From the word itself we can understand that surface tension is the tension force on the surface of any molecule. This tension arises in every fluid, whether it is water, oil, compressed gas, etc. But water only has the highest surface tension among all the liquids. Thus water is mostly taken to experiment with surface tension or in areas where surface tension is used to demonstrate some values. 

What is Surface Tension?

The tension force on the surface of a liquid formed by the attraction of particles on the surface layer and inside the bulk of the liquid, which minimizes liquid’s surface area, is known as surface tension.

Newton per meter (N/m) is the SI unit of surface tension.

Formula for it is:


= Surface Tension

F = Force

L = Length

Let us understand it with two examples.

First, when a water droplet falls on the leaf of some plants.

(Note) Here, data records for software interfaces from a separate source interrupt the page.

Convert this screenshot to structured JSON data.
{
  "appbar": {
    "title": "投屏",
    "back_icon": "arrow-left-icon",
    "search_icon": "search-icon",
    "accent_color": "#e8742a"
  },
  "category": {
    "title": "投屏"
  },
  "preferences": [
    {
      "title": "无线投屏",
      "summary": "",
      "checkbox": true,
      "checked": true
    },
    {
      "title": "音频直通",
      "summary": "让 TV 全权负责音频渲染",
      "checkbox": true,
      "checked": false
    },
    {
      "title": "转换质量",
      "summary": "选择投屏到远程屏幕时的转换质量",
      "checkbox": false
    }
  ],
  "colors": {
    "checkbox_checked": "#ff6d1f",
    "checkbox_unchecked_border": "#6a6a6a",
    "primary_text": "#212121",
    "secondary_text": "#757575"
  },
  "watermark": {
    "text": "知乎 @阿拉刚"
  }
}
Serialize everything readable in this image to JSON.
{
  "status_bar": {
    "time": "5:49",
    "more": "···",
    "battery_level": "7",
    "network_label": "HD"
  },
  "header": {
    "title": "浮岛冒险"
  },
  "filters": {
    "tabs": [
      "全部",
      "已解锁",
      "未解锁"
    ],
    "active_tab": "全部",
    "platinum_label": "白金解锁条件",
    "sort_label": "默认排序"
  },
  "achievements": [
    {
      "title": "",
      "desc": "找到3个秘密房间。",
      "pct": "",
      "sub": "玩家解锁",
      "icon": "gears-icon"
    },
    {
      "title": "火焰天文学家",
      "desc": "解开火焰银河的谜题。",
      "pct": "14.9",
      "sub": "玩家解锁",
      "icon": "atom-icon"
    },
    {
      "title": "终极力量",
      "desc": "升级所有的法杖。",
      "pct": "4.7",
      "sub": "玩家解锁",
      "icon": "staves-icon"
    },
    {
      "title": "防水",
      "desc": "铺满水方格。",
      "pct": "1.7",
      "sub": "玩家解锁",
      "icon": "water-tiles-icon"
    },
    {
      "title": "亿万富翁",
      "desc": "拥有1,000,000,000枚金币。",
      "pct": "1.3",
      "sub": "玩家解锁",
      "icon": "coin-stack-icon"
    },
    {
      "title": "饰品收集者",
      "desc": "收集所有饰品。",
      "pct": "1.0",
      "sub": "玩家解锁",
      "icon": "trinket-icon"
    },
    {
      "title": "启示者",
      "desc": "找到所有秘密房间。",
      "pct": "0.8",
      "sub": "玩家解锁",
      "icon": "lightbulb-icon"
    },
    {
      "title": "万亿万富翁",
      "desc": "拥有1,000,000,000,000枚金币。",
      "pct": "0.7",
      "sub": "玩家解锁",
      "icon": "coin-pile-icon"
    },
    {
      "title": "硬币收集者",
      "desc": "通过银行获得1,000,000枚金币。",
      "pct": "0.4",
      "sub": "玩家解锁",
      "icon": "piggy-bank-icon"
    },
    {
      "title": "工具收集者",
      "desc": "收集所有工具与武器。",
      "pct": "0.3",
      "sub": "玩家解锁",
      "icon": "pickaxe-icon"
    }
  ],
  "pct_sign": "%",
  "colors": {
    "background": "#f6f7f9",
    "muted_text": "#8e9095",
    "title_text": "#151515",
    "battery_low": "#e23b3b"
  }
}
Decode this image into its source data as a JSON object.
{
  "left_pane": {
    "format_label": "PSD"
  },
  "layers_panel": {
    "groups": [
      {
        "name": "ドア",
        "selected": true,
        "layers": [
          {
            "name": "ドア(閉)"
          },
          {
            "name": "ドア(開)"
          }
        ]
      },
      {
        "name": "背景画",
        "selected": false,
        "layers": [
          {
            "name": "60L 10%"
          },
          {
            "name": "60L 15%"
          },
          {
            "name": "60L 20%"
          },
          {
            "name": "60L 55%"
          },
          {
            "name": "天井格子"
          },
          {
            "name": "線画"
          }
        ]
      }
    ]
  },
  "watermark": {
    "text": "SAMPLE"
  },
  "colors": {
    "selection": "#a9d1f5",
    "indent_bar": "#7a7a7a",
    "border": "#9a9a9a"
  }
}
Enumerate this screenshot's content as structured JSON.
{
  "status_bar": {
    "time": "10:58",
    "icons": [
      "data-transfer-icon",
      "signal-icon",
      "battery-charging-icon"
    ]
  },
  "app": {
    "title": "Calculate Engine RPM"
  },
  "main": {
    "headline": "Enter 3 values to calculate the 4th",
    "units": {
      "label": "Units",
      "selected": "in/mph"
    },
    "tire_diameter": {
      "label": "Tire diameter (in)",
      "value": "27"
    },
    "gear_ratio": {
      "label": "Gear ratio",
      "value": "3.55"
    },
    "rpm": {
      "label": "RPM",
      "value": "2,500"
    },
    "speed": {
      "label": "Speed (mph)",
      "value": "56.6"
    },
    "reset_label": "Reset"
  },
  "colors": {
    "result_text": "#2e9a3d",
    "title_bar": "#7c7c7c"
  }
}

They form a curvature without sticking to the surface of the leaf. And they travel on the leaf-like they’re rolling like tires or sphere balls. The phenomenon involved in this is that, as the water droplet falls on the leaf. The water molecule tends to attract each molecule together due to cohesion. Thus, molecules from all sides attract each water molecule and try to form a round sphere. But due to gravity, there can be the possibility of them being in an elliptical shape.

Another example is that we see some small insects floating on the surface of stored water in ponds. This is happening due to the surface tension of liquid again. Water molecules try to attract each other inside the pond and on the surface of the pond. Due to this small insect’s legs do not submerge under the water and they can walk on water.

Understanding the phenomenon of surface tension:

The two major forces involved here are, first, the inward attraction force of water molecules due to which liquid contracts, and second, the tangential force on the surface of the liquid which forms surface tension. And the overall effect of both these forces is that on the surface of liquid it seems like an elastic membrane has covered it.

Due to cohesion (property of molecules to stick together), the molecules in the water attract each adjacent molecule. This attraction from all sides results in net-zero force production. And since the molecules on the surface do not have adjacent molecules on all sides of them, they are attracted to the sides adjacent molecules are present. i.e, inwards. This attraction creates small pressure inside the water bodies and forces the surface of the liquid to contract and occupy as minimum area as possible.

This is the reason behind the formation of liquid droplets as spheres if no other forces are acting on them. And also we can see high surface tension in water when compared to other liquids because water contains hydrogen bonds.

What are the effects of this surface tension in the environment?

As already said in the examples above, floating tiny insects and other dense and light particles on the surface of the water.

Drop formation when liquid bodies are stretched. Such as falling from a height.

Beading of water on a waxy surface. Since water is repelled from the waxy surface therefore we can see small droplets of water forming a complete sphere on waxy leaves or surfaces.

If we mix a little water with oil. Water will form circular or similar to circular shapes on the surface of the liquid.

Formation of the concave and convex meniscus.


To sum up, surface tension is the property of the liquid to make its surface show like a stretched membrane. And this happens because of the attraction between molecules of the liquid. In water, this attraction is there because the formation of hydrogen bonds and surface tension is larger in water than in any other liquid. Due to this property, water always falls in the form of droplets, small tiny insects can float on water, and when on any surface water always try to occupy a circular planform. This surface tension force is very small because heavier dense objects easily get submerged inside the water and lightweight tiny insects and razor blades like substances can float on water without getting submerged in it.